The screening of two films will be followed by a conversation with Wasis Diop moderated by Sabine Cessou (journalist).
Wasis Diop (Dakar, 1950) is considered one of Africa's leading international artists and musicians. During his career as a musician, he has produced a number of film scores, including Hyenès and La petite vendeuse de soleil by his brother Djibril Diop Mambèty. He also recently collaborated with Chadian director Mahamat-Saleh Haroun on the film Lingui Les Liens Sacrés, which was presented at Cannes and screened at Bozar last December.
CONTRAS’ CITY by Djibril Diop Mambéty (Senegal, 1968, 22’)
In his ﬁrst short ﬁlm, Mambéty sensitively, imaginatively and puckishly captures the series of contrasts that would deﬁne the tumultuous social and ideological climate that would explode in Senegal in 1968. A conversation between a Senegalese man (the director, Djibril Diop Mambéty) and a French woman, Inge Hirschnitz, while we travel through the city and rush into this and that popular neighborhood of Dakar. Architecture, sound and languages meet in continuous collision, and the offscreen dialogue satirizes the astonished and condescending French vision of the Senegalese landscape.
The copy screened is the result of the restoration made in 2020 by Cineteca di Bologna/L'Immagine Ritrovata and The Film Foundation's World Cinema Project in association with The Criterion Collection.
LA NOIRE DE (Black Girl) by Ousmane Sembene (France/Senegal, 1966, 59’)
Diouana leaves Senegal with dreams of a more carefree and glamorous existence in France, where she procures a job as a live-in maid and nanny for a young couple on the French Riviera. She is gradually deadened by the endless routines and tasks and rhythms of life in the tiny apartment, and by the dissatisfactions felt by the husband and wife, which they project onto their ‘black girl’.

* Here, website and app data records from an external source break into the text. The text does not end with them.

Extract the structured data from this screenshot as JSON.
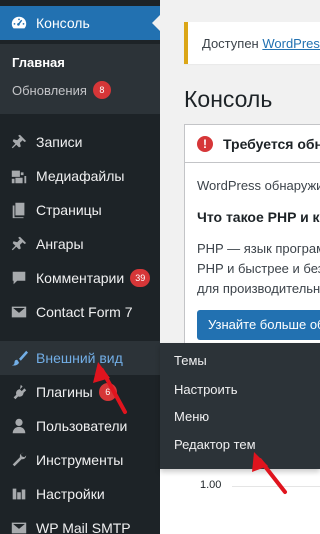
{
  "notice": {
    "prefix": "Доступен ",
    "link": "WordPress"
  },
  "page_title": "Консоль",
  "php_box": {
    "heading": "Требуется обнo",
    "line1": "WordPress обнаружи",
    "subheading": "Что такое PHP и ка",
    "para": [
      "PHP — язык програм",
      "PHP и быстрее и безо",
      "для производительно"
    ],
    "button": "Узнайте больше об"
  },
  "sidebar": {
    "console": "Консоль",
    "sub": {
      "home": "Главная",
      "updates": "Обновления",
      "updates_badge": "8"
    },
    "items": [
      {
        "label": "Записи",
        "icon": "pin-icon"
      },
      {
        "label": "Медиафайлы",
        "icon": "media-icon"
      },
      {
        "label": "Страницы",
        "icon": "pages-icon"
      },
      {
        "label": "Ангары",
        "icon": "pin-icon"
      },
      {
        "label": "Комментарии",
        "icon": "comment-icon",
        "badge": "39"
      },
      {
        "label": "Contact Form 7",
        "icon": "mail-icon"
      },
      {
        "label": "Внешний вид",
        "icon": "brush-icon"
      },
      {
        "label": "Плагины",
        "icon": "plugin-icon",
        "badge": "6"
      },
      {
        "label": "Пользователи",
        "icon": "user-icon"
      },
      {
        "label": "Инструменты",
        "icon": "wrench-icon"
      },
      {
        "label": "Настройки",
        "icon": "settings-icon"
      },
      {
        "label": "WP Mail SMTP",
        "icon": "mail-icon"
      }
    ]
  },
  "flyout": [
    "Темы",
    "Настроить",
    "Меню",
    "Редактор тем"
  ],
  "chart": {
    "tick": "1.00"
  },
  "colors": {
    "accent": "#2271b1",
    "sidebar": "#1d2327",
    "badge": "#d63638",
    "arrow": "#e0141e"
  }
}
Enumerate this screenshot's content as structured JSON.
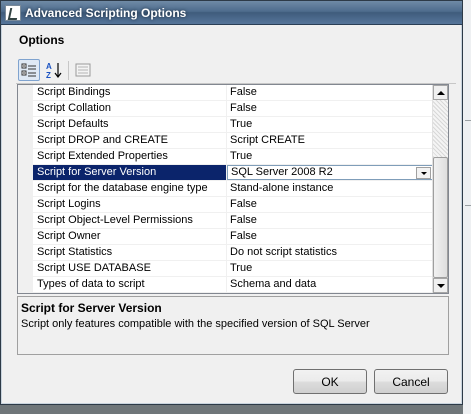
{
  "window": {
    "title": "Advanced Scripting Options"
  },
  "section_label": "Options",
  "toolbar": {
    "categorized": "categorized-view-icon",
    "alphabetical": "alphabetical-sort-icon",
    "property_pages": "property-pages-icon"
  },
  "properties": [
    {
      "name": "Script Bindings",
      "value": "False",
      "selected": false
    },
    {
      "name": "Script Collation",
      "value": "False",
      "selected": false
    },
    {
      "name": "Script Defaults",
      "value": "True",
      "selected": false
    },
    {
      "name": "Script DROP and CREATE",
      "value": "Script CREATE",
      "selected": false
    },
    {
      "name": "Script Extended Properties",
      "value": "True",
      "selected": false
    },
    {
      "name": "Script for Server Version",
      "value": "SQL Server 2008 R2",
      "selected": true
    },
    {
      "name": "Script for the database engine type",
      "value": "Stand-alone instance",
      "selected": false
    },
    {
      "name": "Script Logins",
      "value": "False",
      "selected": false
    },
    {
      "name": "Script Object-Level Permissions",
      "value": "False",
      "selected": false
    },
    {
      "name": "Script Owner",
      "value": "False",
      "selected": false
    },
    {
      "name": "Script Statistics",
      "value": "Do not script statistics",
      "selected": false
    },
    {
      "name": "Script USE DATABASE",
      "value": "True",
      "selected": false
    },
    {
      "name": "Types of data to script",
      "value": "Schema and data",
      "selected": false
    }
  ],
  "description": {
    "title": "Script for Server Version",
    "text": "Script only features compatible with the specified version of SQL Server"
  },
  "buttons": {
    "ok": "OK",
    "cancel": "Cancel"
  },
  "colors": {
    "selection": "#0b246b",
    "titlebar": "#4e6c8d"
  }
}
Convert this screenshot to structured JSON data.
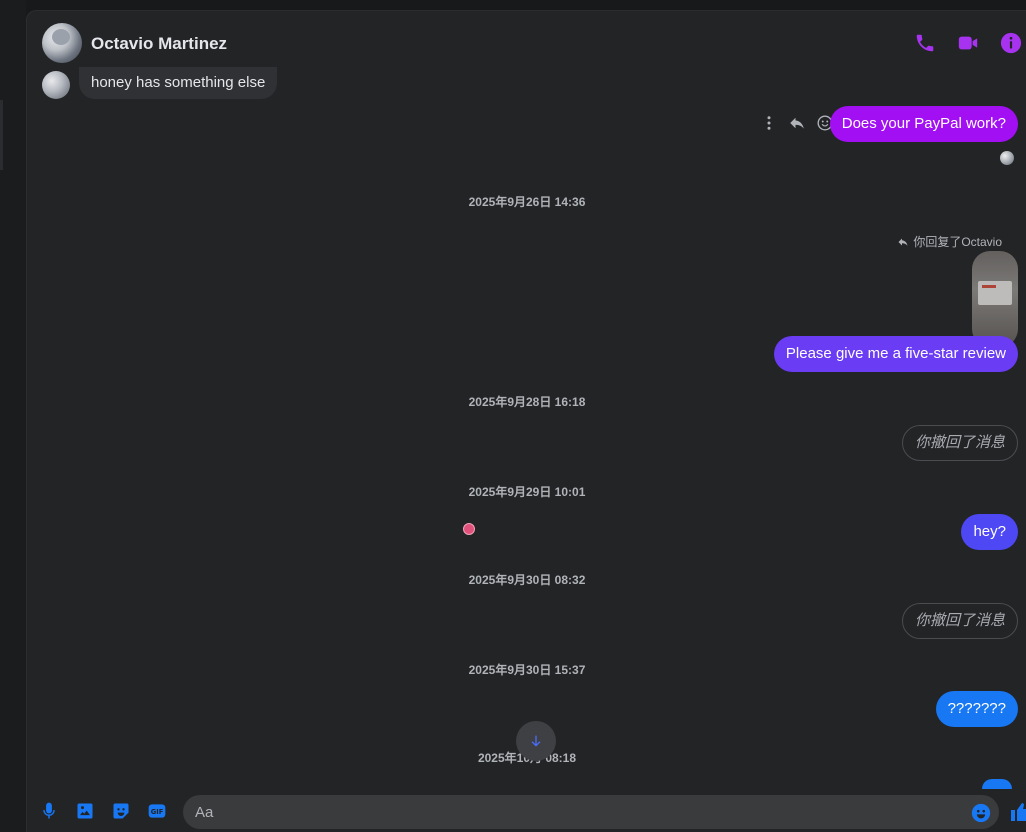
{
  "header": {
    "contact_name": "Octavio Martinez"
  },
  "messages": {
    "incoming_1": "honey has something else",
    "outgoing_paypal": "Does your PayPal work?",
    "timestamp_1": "2025年9月26日 14:36",
    "reply_label": "你回复了Octavio",
    "outgoing_review": "Please give me a five-star review",
    "timestamp_2": "2025年9月28日 16:18",
    "retracted_1": "你撤回了消息",
    "timestamp_3": "2025年9月29日 10:01",
    "outgoing_hey": "hey?",
    "timestamp_4": "2025年9月30日 08:32",
    "retracted_2": "你撤回了消息",
    "timestamp_5": "2025年9月30日 15:37",
    "outgoing_question": "???????",
    "timestamp_6": "2025年10月 08:18"
  },
  "composer": {
    "placeholder": "Aa"
  },
  "colors": {
    "header_icons": "#a733f0",
    "bubble_purple": "#a20ff2",
    "bubble_violet": "#6a3cf4",
    "bubble_indigo": "#4d48f4",
    "bubble_blue": "#1877f2",
    "composer_icons": "#1877f2"
  },
  "icons": {
    "call": "phone-icon",
    "video": "video-camera-icon",
    "info": "info-icon",
    "more": "more-vertical-icon",
    "reply": "reply-arrow-icon",
    "react": "smiley-icon",
    "mic": "microphone-icon",
    "gallery": "photo-gallery-icon",
    "sticker": "sticker-icon",
    "gif": "gif-icon",
    "emoji": "emoji-icon",
    "like": "thumbs-up-icon",
    "scroll": "arrow-down-icon"
  }
}
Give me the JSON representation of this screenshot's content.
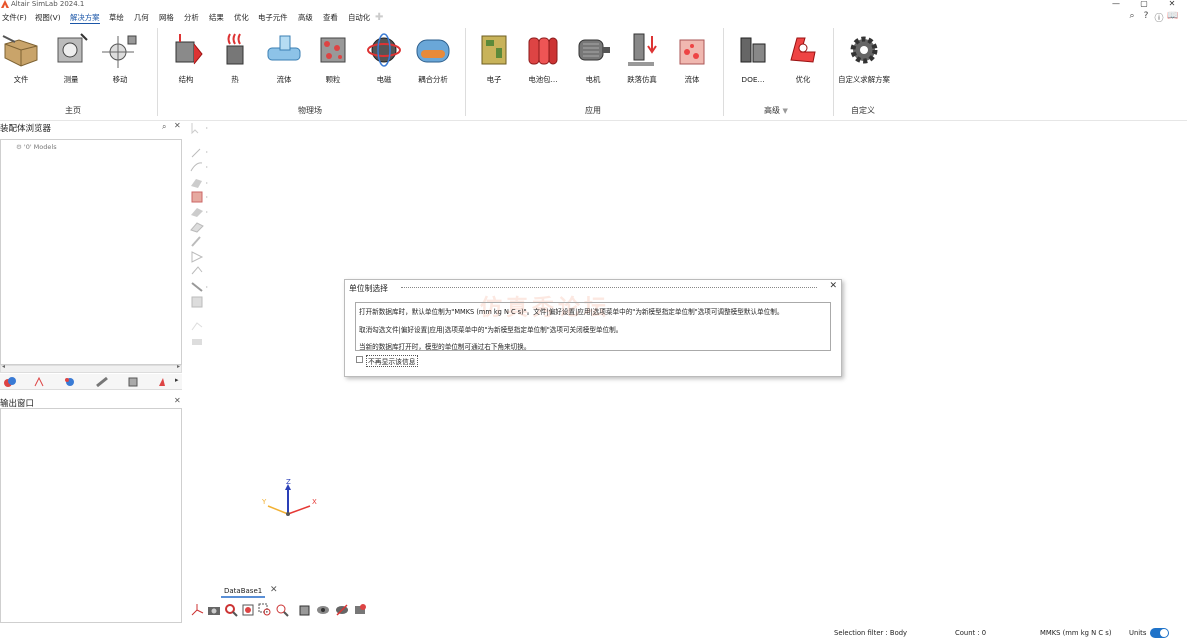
{
  "app": {
    "title": "Altair SimLab 2024.1"
  },
  "menu": {
    "items": [
      "文件(F)",
      "视图(V)",
      "解决方案",
      "草绘",
      "几何",
      "网格",
      "分析",
      "结果",
      "优化",
      "电子元件",
      "高级",
      "查看",
      "自动化"
    ],
    "active": "解决方案"
  },
  "ribbon": {
    "groups": [
      {
        "label": "主页",
        "buttons": [
          "文件",
          "测量",
          "移动"
        ]
      },
      {
        "label": "物理场",
        "buttons": [
          "结构",
          "热",
          "流体",
          "颗粒",
          "电磁",
          "耦合分析"
        ]
      },
      {
        "label": "应用",
        "buttons": [
          "电子",
          "电池包...",
          "电机",
          "跌落仿真",
          "流体"
        ]
      },
      {
        "label": "高级",
        "buttons": [
          "DOE...",
          "优化"
        ]
      },
      {
        "label": "自定义",
        "buttons": [
          "自定义求解方案"
        ]
      }
    ]
  },
  "assembly_browser": {
    "title": "装配体浏览器",
    "tree": [
      "'0' Models"
    ]
  },
  "output_window": {
    "title": "输出窗口"
  },
  "dialog": {
    "title": "单位制选择",
    "lines": [
      "打开新数据库时，默认单位制为\"MMKS (mm kg N C s)\"。文件|偏好设置|应用|选项菜单中的\"为新模型指定单位制\"选项可调整模型默认单位制。",
      "取消勾选文件|偏好设置|应用|选项菜单中的\"为新模型指定单位制\"选项可关闭模型单位制。",
      "当新的数据库打开时，模型的单位制可通过右下角来切换。"
    ],
    "checkbox_label": "不再显示该信息",
    "watermark": "仿真秀论坛"
  },
  "axis": {
    "x": "X",
    "y": "Y",
    "z": "Z"
  },
  "tabs": {
    "database": "DataBase1"
  },
  "status": {
    "selection_filter": "Selection filter : Body",
    "count": "Count : 0",
    "units": "MMKS (mm kg N C s)",
    "units_label": "Units"
  },
  "colors": {
    "accent": "#1f73c9",
    "menu_active": "#1a56a8"
  }
}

Famously stating “Europe is not my centre”, Senegalese filmmaker Ousmane Sembène (1923 – 2007) is considered the ‘Father of African Cinema’. He saw cinema as an engine of transformation, a ‘night school’ for the exploited masses of the African continent. Sembene taught himself to write in the early 1950s, while working on the docks in Marseille. He was a self-made film-maker, creating the most influential works of the early years of African independence in the 1960s, though relatively few Africans had access to his radical works. But nearly 15 years after his death, a Sembène ‘renaissance’ is under way, featuring restorations and distribution of his films.
Black Girl was restored by the Cineteca di Bologna/L’Immagine Ritrovata laboratory, in association with the Sembène Estate, INA (Institut National de l’Audiovisuel), Éclair and the Centre National de Cinématographie. Restoration funded by The Film Foundation’s World Cinema Project.
Sunday 6 February, 16:00 → 18:00
Rue Ravenstein 23 1000 BRUSSELS
- Subtitles: English